…yet my view of these precious insects has been much enlightened by my adventures amidst Richard’s busy colonies.

But a reminder that Richard and the fully occupied hives do not work alone, came later in the day with a reference to Louise’s Honey Cake. Richard’s wife, it is rumoured, is a dab hand at this little tea-time treat, literally dripping with their twice yearly harvest. So the recipe (and some of their unfiltered honey) was an essential close to the day. She kindly sent me the recipe, which I believe emanates from a 1980 publication by Geraldene Holt, entitled Cakes but charmingly modified by Louise for those who are blessed with an Aga in their rural retreats.

Devonshire Honey Cake from Cakes (1980) Geraldene Holt

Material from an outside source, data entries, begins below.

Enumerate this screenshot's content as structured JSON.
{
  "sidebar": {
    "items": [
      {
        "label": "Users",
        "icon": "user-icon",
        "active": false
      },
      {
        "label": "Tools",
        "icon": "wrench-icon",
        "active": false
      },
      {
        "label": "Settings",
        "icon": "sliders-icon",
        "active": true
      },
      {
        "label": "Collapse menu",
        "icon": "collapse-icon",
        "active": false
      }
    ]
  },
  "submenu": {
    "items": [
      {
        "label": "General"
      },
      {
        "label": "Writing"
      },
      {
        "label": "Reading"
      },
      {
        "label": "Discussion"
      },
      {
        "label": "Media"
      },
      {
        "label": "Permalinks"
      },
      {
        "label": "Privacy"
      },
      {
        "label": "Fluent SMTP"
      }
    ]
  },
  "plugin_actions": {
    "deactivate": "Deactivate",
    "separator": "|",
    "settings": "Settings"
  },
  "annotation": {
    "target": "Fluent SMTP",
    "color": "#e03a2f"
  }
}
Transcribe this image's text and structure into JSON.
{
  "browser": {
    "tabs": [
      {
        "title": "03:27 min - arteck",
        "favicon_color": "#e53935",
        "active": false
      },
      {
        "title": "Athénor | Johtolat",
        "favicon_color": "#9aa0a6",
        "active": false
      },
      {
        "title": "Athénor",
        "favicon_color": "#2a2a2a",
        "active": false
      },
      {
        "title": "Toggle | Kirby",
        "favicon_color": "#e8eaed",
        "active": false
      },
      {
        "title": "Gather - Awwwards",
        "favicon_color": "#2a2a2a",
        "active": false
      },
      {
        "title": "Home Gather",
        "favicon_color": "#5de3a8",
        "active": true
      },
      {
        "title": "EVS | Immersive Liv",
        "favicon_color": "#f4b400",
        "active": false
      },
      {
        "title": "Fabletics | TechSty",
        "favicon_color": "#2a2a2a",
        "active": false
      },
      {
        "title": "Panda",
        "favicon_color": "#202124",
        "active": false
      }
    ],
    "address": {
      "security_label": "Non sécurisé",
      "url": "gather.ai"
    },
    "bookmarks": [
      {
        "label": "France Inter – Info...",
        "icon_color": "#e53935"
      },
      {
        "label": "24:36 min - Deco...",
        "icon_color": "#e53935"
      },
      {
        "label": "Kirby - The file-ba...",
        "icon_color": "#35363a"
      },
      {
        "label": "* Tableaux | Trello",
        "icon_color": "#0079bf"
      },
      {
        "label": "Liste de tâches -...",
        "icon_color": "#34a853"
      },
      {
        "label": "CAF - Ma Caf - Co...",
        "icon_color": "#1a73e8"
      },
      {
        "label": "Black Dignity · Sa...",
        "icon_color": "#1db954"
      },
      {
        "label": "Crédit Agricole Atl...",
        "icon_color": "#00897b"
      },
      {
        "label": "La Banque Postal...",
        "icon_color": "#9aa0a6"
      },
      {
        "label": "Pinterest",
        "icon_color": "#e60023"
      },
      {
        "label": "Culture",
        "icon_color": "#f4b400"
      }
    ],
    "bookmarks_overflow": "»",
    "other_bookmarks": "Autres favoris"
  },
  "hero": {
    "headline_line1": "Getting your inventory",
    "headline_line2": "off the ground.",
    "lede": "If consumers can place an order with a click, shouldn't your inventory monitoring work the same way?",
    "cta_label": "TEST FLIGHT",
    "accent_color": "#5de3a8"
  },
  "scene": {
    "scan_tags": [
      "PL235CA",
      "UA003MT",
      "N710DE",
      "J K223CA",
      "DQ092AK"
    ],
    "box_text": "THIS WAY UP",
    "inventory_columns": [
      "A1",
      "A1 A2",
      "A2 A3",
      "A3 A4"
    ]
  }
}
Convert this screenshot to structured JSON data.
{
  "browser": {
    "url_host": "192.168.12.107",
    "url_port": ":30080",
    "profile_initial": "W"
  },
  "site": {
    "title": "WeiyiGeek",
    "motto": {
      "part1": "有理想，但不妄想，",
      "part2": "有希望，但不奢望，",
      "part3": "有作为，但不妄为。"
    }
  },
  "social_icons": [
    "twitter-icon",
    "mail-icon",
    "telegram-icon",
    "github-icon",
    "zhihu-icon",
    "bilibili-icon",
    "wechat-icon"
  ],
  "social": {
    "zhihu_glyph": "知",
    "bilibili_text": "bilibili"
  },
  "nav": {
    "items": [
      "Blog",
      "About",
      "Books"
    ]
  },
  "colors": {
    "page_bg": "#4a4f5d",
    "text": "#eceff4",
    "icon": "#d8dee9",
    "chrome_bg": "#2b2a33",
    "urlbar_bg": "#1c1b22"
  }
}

250g clear honey, plus about 2 tbsp extra to glaze
225g unsalted butter
100g dark muscovado sugar
3 large eggs, beaten
300g self-raising flour
Preheat the oven to fan 140C/ conventional 160C/gas 3.
Butter and line a 20cm round loose bottomed cake tin.
Cut the butter into pieces and drop into a medium pan with the honey and sugar. Melt slowly over a low heat.
When the mixture looks quite liquid, increase the heat under the pan and boil for about one minute.
Leave to cool for 15-20 minutes, to prevent the eggs cooking when they are mixed in.
Beat the eggs into the melted honey mixture using a wooden spoon.
Sift the flour into a large bowl and pour in the egg and honey mixture, beating until you have a smooth, quite runny batter.

Pour the mixture into the tin and bake for 50 minutes-1 hour until the cake is well-risen, golden brown and springs back when pressed. A skewer pushed into the centre of the cake should come out clean.

Turn the cake out on a wire rack. Warm 2 tbsp honey in a small pan and brush over the top of the cake to give a sticky glaze, then leave to cool. Keeps for 4-5 days wrapped, in an airtight tin

In a separate note Louise adds –“It does use a lot of honey as it really soaks in when warm, which is fine if you have your own hives! It does say 2 tbsp but we put on a lot more than that.”
So did I. And it is a most delicious cake.